By Rhonda Whetstone Neibauer
October 12, 2010 -- Forget about the wild man of Borneo -- back in the early 1900s, we had our own wild man right here in Wood County, Wisconsin.
In August 1910, the local papers were full of stories of encounters with the Wood County Wild Man. Marshfield, Stevens Point, Oshkosh and Grand Rapids newspapers all had stories with various details about the strange man near Auburndale.
It was first reported that Marshfield was in terror over the wild man who was living in the forests surrounding Auburndale on Aug. 15. It said he occasionally appeared in the open, wearing only a shirt, "more abbreviated than a Scottish kilt."
Reporters were quick to point out the man had been seen in broad daylight and the story was neither a hoax nor a hallucination.
Thought to inhabit a wooded spot near the old George Zollinger place, the unkempt man was called "wild as a hawk" in his actions.
The Echwells, who resided there, had seen him many times but with any attempt to approach him, he made off to his lair with the speed of a deer.
"He puts one hand on a fence post and vaults a five-wire fence as easily as a college athlete, and his speed defies pursuit," according to one story.
A group of men and boys once tried to surround and apprehend him, but he leaped a fence and went to ground in deep thickets.
Local berry pickers were giving his domain a wide berth as authorities tried to capture him.
Officers Schmidt and Thompson from Marshfield and Sheriff Griffin of Grand Rapids had been searching, but he managed to elude them -- never allowing them a glimpse. A subsequent story joked they were especially anxious to catch him so he could be the star attraction at the street fair the following week.
The wild man became such a hot topic that Griffin and Schmidt actually perpetrated a joke on a saloon keeper with the aid of "Curly Babcock," who impersonated the wild man in realistic style, giving rise to the story he had been apprehended.
Another time, Officer Thompson and D.A. Andrews made a fruitless trip to the area where he was often seen. Unlike Griffin and Schmidt though, they extended sympathy toward the man, stating it was likely the nude man was deranged, but since no one had reported anyone missing, it was difficult to say who the man was or where he came from.
Meanwhile, in Plover, 29-year-old William Annes who was living in the woods of Plover, milking cows and stealing food in the nighttime, was captured, examined, found insane and committed to the Northern Asylum.
Likewise, in the woods of Colby, wild man Herman Schneider, who was living on game and roots, eventually was captured and hospitalized.
In Wood County, however, no reports ever were made of the wild man's capture. Who was he? What was his story? Who knows, but perhaps the legend is true that Wood County has its very own Bigfoot -- a throwback to this early wild man.

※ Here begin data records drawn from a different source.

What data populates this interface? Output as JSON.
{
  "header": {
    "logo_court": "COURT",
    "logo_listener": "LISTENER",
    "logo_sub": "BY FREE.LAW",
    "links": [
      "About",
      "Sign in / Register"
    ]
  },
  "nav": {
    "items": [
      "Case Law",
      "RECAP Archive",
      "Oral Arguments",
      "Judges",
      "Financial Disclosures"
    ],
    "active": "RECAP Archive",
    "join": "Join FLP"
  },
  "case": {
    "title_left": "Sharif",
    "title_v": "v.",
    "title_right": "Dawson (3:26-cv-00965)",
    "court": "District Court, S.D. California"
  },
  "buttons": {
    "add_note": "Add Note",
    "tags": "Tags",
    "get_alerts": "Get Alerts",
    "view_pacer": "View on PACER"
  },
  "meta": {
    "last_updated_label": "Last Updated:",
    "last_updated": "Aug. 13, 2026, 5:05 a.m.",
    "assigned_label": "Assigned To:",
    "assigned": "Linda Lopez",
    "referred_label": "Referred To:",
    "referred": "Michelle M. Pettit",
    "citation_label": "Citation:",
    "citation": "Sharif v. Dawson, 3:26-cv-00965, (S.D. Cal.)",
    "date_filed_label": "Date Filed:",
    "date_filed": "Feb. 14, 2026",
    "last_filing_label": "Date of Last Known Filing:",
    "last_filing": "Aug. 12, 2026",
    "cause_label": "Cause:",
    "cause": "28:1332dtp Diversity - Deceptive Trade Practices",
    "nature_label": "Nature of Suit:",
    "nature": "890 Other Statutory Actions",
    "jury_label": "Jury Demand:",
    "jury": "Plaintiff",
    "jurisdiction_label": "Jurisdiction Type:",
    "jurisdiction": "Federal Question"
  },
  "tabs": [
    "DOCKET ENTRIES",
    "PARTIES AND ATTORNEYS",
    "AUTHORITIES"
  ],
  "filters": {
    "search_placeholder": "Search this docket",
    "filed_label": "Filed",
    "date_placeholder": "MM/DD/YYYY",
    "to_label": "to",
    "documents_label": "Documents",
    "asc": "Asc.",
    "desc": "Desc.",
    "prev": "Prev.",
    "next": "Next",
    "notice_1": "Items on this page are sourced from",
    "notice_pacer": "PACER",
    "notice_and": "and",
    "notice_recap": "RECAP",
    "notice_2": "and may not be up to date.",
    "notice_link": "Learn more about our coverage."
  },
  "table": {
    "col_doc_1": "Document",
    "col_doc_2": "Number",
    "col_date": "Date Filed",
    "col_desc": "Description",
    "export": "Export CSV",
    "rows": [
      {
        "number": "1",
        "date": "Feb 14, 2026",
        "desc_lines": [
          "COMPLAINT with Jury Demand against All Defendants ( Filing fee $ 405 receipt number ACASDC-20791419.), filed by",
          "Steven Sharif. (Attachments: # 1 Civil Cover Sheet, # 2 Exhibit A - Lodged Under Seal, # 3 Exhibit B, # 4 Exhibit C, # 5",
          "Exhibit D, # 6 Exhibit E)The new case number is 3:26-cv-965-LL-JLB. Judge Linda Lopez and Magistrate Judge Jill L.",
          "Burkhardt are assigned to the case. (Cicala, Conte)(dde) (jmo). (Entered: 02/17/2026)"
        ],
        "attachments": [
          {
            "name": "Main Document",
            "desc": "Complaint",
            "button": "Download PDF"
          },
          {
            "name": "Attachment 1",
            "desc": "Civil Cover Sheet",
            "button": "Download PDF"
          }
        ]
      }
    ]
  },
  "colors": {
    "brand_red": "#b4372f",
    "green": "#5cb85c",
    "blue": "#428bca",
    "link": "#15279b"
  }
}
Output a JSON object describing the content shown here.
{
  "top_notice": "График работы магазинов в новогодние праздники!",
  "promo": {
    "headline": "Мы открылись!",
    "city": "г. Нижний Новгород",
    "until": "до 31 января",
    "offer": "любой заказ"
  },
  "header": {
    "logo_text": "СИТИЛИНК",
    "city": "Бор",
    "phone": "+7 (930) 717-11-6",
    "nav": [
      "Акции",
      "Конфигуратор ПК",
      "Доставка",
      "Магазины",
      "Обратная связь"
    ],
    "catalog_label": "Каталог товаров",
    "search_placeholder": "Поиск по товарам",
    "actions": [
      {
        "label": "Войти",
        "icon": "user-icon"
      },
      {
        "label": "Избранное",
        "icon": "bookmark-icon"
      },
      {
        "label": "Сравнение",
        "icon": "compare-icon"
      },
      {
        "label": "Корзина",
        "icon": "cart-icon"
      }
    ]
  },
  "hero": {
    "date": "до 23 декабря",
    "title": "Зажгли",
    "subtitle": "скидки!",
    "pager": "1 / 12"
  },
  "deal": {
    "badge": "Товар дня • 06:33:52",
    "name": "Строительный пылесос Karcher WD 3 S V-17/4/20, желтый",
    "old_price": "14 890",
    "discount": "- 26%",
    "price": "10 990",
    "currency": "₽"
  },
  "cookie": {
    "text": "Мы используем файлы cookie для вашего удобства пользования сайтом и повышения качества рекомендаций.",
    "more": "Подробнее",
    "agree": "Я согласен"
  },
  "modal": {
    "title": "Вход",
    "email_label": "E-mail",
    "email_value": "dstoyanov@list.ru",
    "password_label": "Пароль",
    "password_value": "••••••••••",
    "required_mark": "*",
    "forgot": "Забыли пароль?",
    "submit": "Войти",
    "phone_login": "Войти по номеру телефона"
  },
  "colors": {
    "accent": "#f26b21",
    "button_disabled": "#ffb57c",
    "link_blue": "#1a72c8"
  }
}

Rhonda Whetstone Neibauer is a correspondent and columnist for the Daily Tribune. Rhonda's ID is TribRendezvous on Twitter if you wish to follow her musings there. You also can get previews to upcoming columns by joining Mostly Rhonda's Rendezvous on Facebook. If you have story ideas of a historical nature, e-mail her at Rhonda.Whetstone@gmail.com.
Portions of this website are reprinted and sometimes edited to fit the standards